Is neuroscience a good career?

The field of neuroscience grows by leaps and bounds with each passing year being one of the highest paid academic fields.

How many years does it take to become a neuroscientist?

Becoming a neuroscientist can take up to 10 years. 4 years to earn a Bachelor’s Degree. 2 Additional Years to earn A Master’s Degree. And 3-4 Additional Years to earn to earn a PHD or PsyD.

Is neuroscience a hard or soft science?

Neuroscience is a sub-field of biology, albeit an extremely large and eclectic one hence why it often gets treated as its own branch. So yes, it’s a hard science, unless you’re one of those insecure physics majors who considers biology and most of chemistry to be soft sciences.

Why should I study neuroscience?

Studying the nervous system generates advances in the understanding of our basic biology and the functioning of the body. Being a neuroscientist helps discover ways to avoid or treat problems that affect the brain, nervous system and body.

Can I do neuroscience with a psychology degree?

Yes, you can do a master’s or doctorate in neuroscience if you have a science-related degree, such as biology, biomedical sciences, biochemistry, and psychology.

In this brief guide, we answered the question “Do you have to go to med school to be a neuroscientist?’’ what they do, neuroscien’s branches, average salary, and its importance.

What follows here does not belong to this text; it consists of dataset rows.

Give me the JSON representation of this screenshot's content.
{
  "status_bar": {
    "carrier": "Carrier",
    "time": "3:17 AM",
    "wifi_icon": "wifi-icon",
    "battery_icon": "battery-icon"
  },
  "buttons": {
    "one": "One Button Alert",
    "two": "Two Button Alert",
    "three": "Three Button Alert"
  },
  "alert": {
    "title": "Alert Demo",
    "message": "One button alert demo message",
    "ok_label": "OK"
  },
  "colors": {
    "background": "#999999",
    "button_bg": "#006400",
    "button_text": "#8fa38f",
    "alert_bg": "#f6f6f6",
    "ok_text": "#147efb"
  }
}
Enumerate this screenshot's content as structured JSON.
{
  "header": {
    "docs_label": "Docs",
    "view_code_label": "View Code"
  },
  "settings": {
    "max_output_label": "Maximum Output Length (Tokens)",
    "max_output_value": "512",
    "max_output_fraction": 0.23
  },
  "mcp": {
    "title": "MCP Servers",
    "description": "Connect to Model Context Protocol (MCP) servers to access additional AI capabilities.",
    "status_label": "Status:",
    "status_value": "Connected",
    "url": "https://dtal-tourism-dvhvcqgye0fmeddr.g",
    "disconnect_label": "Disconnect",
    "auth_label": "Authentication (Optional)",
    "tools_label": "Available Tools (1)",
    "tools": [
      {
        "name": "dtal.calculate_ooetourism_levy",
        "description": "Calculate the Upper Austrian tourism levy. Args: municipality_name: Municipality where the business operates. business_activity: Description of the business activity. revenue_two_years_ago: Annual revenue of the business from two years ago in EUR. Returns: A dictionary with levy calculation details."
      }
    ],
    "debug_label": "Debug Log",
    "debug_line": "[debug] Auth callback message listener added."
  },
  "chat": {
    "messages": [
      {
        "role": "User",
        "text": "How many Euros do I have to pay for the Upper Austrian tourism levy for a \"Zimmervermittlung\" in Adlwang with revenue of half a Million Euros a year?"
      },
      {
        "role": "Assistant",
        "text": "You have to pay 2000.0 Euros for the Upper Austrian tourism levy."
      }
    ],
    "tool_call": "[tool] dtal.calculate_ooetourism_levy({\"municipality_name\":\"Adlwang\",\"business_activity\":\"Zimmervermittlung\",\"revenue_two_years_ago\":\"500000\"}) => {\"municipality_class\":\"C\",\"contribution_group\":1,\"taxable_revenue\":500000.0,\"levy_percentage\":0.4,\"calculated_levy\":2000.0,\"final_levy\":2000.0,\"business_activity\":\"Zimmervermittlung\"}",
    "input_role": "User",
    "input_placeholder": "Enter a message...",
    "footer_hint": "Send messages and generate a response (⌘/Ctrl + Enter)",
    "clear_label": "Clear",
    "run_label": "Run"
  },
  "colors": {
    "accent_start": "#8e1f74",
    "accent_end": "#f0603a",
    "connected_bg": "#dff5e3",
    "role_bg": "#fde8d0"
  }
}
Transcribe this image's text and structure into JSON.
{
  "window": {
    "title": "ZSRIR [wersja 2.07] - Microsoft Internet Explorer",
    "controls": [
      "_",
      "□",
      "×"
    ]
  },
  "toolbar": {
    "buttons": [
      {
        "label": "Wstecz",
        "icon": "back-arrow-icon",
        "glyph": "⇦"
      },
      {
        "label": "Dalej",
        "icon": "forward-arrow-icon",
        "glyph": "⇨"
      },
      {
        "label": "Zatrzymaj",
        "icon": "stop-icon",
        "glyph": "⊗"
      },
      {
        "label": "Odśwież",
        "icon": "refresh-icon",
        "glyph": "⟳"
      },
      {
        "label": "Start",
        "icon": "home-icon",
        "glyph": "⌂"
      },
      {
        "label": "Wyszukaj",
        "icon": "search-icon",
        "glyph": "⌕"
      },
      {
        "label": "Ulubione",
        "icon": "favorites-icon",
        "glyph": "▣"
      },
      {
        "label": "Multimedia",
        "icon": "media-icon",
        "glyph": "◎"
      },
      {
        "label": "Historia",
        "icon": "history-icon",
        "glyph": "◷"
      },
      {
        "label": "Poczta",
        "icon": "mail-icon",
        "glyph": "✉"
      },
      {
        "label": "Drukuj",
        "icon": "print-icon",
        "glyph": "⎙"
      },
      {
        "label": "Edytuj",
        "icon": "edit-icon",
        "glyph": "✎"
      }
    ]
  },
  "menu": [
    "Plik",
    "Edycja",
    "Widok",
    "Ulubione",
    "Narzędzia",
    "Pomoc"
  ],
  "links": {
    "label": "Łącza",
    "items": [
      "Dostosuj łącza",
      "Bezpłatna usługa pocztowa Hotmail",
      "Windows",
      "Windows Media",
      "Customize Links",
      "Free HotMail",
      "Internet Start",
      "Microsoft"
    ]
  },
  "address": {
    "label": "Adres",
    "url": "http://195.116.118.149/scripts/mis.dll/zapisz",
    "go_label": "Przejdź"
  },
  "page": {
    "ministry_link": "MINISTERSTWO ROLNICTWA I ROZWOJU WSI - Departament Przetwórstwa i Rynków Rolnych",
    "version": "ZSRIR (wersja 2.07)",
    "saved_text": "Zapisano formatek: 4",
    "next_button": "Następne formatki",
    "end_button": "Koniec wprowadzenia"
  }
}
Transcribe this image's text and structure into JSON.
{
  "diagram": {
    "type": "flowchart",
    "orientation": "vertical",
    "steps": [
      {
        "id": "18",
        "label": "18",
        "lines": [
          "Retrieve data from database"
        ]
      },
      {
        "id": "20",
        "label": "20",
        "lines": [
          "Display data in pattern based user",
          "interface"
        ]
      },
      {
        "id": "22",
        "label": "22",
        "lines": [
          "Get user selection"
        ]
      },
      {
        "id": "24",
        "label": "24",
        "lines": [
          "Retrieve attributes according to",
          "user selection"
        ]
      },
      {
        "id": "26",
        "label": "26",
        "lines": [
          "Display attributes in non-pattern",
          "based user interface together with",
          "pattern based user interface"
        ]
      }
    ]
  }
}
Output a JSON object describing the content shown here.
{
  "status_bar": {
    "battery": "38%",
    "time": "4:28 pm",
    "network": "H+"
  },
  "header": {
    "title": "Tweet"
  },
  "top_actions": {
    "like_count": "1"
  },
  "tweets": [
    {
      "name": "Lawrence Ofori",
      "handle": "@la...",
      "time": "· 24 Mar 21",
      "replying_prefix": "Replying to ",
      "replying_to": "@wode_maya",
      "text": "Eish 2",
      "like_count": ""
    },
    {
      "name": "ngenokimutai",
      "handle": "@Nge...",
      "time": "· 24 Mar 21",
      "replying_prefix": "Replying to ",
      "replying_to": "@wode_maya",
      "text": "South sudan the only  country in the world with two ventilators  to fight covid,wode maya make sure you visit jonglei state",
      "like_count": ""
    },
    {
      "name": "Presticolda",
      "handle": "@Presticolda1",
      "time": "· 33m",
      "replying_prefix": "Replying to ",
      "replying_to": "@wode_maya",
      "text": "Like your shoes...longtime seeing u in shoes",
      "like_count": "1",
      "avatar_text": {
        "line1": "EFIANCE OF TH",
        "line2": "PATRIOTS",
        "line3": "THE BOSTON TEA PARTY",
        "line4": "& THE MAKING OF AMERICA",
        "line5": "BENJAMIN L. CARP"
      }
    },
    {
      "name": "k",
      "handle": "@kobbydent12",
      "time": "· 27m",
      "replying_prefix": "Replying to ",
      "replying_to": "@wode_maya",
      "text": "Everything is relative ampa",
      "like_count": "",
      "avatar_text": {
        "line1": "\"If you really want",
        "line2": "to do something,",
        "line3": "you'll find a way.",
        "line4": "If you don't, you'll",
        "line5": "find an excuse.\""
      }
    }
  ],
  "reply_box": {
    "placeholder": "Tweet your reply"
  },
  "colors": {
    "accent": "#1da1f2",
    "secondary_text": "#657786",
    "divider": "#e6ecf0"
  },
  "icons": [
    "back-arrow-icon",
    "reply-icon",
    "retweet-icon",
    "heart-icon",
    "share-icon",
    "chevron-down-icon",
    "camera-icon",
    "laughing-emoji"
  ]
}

So, do you want to study neuroscience?

If you have any questions or comments please let us know.


Bear, M., Connors, B., & Paradiso, M. A. (2020). Neuroscience: Exploring the brain. Jones & Bartlett Learning, LLC.

Squire, L., Berg, D., Bloom, F. E., Du Lac, S., Ghosh, A., & Spitzer, N. C. (Eds.). (2012). Fundamental neuroscience. Academic Press.

Scarlett, H. (2016). Neuroscience for Organizational Change. An Evidence-based Practical Guide to Managing Change. United Kingdom: Kogan Page.

Suchowersky, O. (2015). Decade in review—movement disorders: Tracking the pathogenesis of movement disorders. Nature Reviews Neurology, 11(11), 618-619. doi:10.1038/nrneurol.2015.201